Shoreham-by-Sea – day trip diary
A 15 minute train ride along the coast and at under £5 for an off-peak adult return, the estuary town of Shoreham-by-Sea is a must-visit for lovers of vintage, stunning scenery and interesting architecture. See what we got up to on our visit in this visual diary…
The new footbridge allows easy access over the River Adur to the coastal side of the town, where mid-century beach-front houses sit streets away from an eclectic collection of houseboats and you can enjoy views over to the imposing Lancing College. This side of the estuary is also home to Shoreham’s Art Deco Airport, the oldest licensed airfield in the UK.
As well as a 1960s German minesweeper, concrete barge and landing crafts, the community of houseboats includes those transformed by their handy owners, such as this sculptural pair – modified with parts of an old bus, three-wheeler and bath among other salvaged items.
The Grade 1 listed church in the centre of the town is a tad more traditional, its tower overlooking a green graveyard encased by stone walls.
As all good small towns should, Shoreham boasts several charity shops, with three large stores on the central East Street alone. Vintage-lovers should make a beeline for Cancer Research, which has a dedicated section of men’s and women’s vintage, as well as interesting books, crockery and accessories.
On our visit 1940s Picture Posts, lace wedding gowns and autumnal tea dresses fought for attention among the appealing display. But it was a striped APC top that came home with us for just £5.50.
Down on the High Street a new addition to Shoreham’s charity offering, Sold, also separates vintage from second-hand and has a good selection of clothes, books and vinyl.

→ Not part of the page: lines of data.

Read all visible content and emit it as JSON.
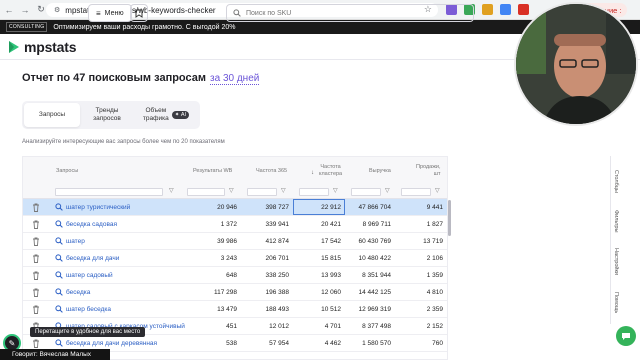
{
  "browser": {
    "url": "mpstats.io/seo/tools/wb-keywords-checker",
    "update_label": "Обновление :"
  },
  "promo": {
    "badge": "CONSULTING",
    "text": "Оптимизируем ваши расходы грамотно. С выгодой 20%"
  },
  "header": {
    "logo_text": "mpstats",
    "menu_label": "Меню",
    "search_placeholder": "Поиск по SKU"
  },
  "page": {
    "title": "Отчет по 47 поисковым запросам",
    "period": "за 30 дней",
    "hint": "Анализируйте интересующие вас запросы более чем по 20 показателям"
  },
  "tabs": [
    {
      "label": "Запросы"
    },
    {
      "label": "Тренды\nзапросов"
    },
    {
      "label": "Объем\nтрафика",
      "badge": "AI"
    }
  ],
  "table": {
    "columns": {
      "query": "Запросы",
      "results": "Результаты WB",
      "freq": "Частота 365",
      "cluster": "Частота\nкластера",
      "revenue": "Выручка",
      "sales": "Продажи,\nшт"
    },
    "rows": [
      {
        "query": "шатер туристический",
        "results": "20 946",
        "freq": "398 727",
        "cluster": "22 912",
        "revenue": "47 866 704",
        "sales": "9 441"
      },
      {
        "query": "беседка садовая",
        "results": "1 372",
        "freq": "339 941",
        "cluster": "20 421",
        "revenue": "8 969 711",
        "sales": "1 827"
      },
      {
        "query": "шатер",
        "results": "39 986",
        "freq": "412 874",
        "cluster": "17 542",
        "revenue": "60 430 769",
        "sales": "13 719"
      },
      {
        "query": "беседка для дачи",
        "results": "3 243",
        "freq": "206 701",
        "cluster": "15 815",
        "revenue": "10 480 422",
        "sales": "2 106"
      },
      {
        "query": "шатер садовый",
        "results": "648",
        "freq": "338 250",
        "cluster": "13 993",
        "revenue": "8 351 944",
        "sales": "1 359"
      },
      {
        "query": "беседка",
        "results": "117 298",
        "freq": "196 388",
        "cluster": "12 060",
        "revenue": "14 442 125",
        "sales": "4 810"
      },
      {
        "query": "шатер беседка",
        "results": "13 479",
        "freq": "188 493",
        "cluster": "10 512",
        "revenue": "12 969 319",
        "sales": "2 359"
      },
      {
        "query": "шатер садовый с каркасом устойчивый",
        "results": "451",
        "freq": "12 012",
        "cluster": "4 701",
        "revenue": "8 377 498",
        "sales": "2 152"
      },
      {
        "query": "беседка для дачи деревянная",
        "results": "538",
        "freq": "57 954",
        "cluster": "4 462",
        "revenue": "1 580 570",
        "sales": "760"
      }
    ]
  },
  "rail": [
    "Столбцы",
    "Фильтры",
    "Настройки",
    "Помощь"
  ],
  "overlays": {
    "tooltip": "Перетащите в удобное для вас место",
    "speaker": "Говорит: Вячеслав Малых"
  },
  "colors": {
    "accent": "#6b55d8",
    "link": "#2a5ec4",
    "selected_row": "#cfe3fa",
    "chat": "#34b35a"
  }
}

Shoreham’s regular Johnny Loves June vintage fair is testament to the health of the local vintage community, and the town’s Tarmount Studios acts as permanent home to local traders’ fast-moving stock.
Here you’ll find everything you need to decorate your vintage home – whether your style is French antique, shabby chic or mid-century.
As well as a rather fabulous 1970s toaster, a colourful collection of West German pottery and some beautiful 1950s crockery, this stylish French biscuit tin caught our eye.
The Studios also has a lot to offer the music and film lover, with vinyl, books and memorabilia sat beside vintage clothing and accessories.
And who can resist cats with things on their heads? Actually, we couldn’t resist a beautifully fitted 1950s pleated skirt dress from one of the lock-ups outside the main store. At £18 if was much cheaper than you’d pay for a similar piece in Brighton.
For lunch there are dozens of eateries from which to choose, ranging from Italian restaurants, through pub grub to organic cafes. Drawn in by the homely decor and rustic menu, we opted for Hector’s Shed set across from the church. If you’re still hungry after a hearty homemade lunch dishes – the aubergine curry picture above put paid to that – the cakes look pretty good too.
And if you’re unlucky with the weather there are even games and books on hand to keep you entertained on a wet afternoon.
Have you visited Shoreham or do you live there? Let us know your favourite local haunts by leaving a comment below…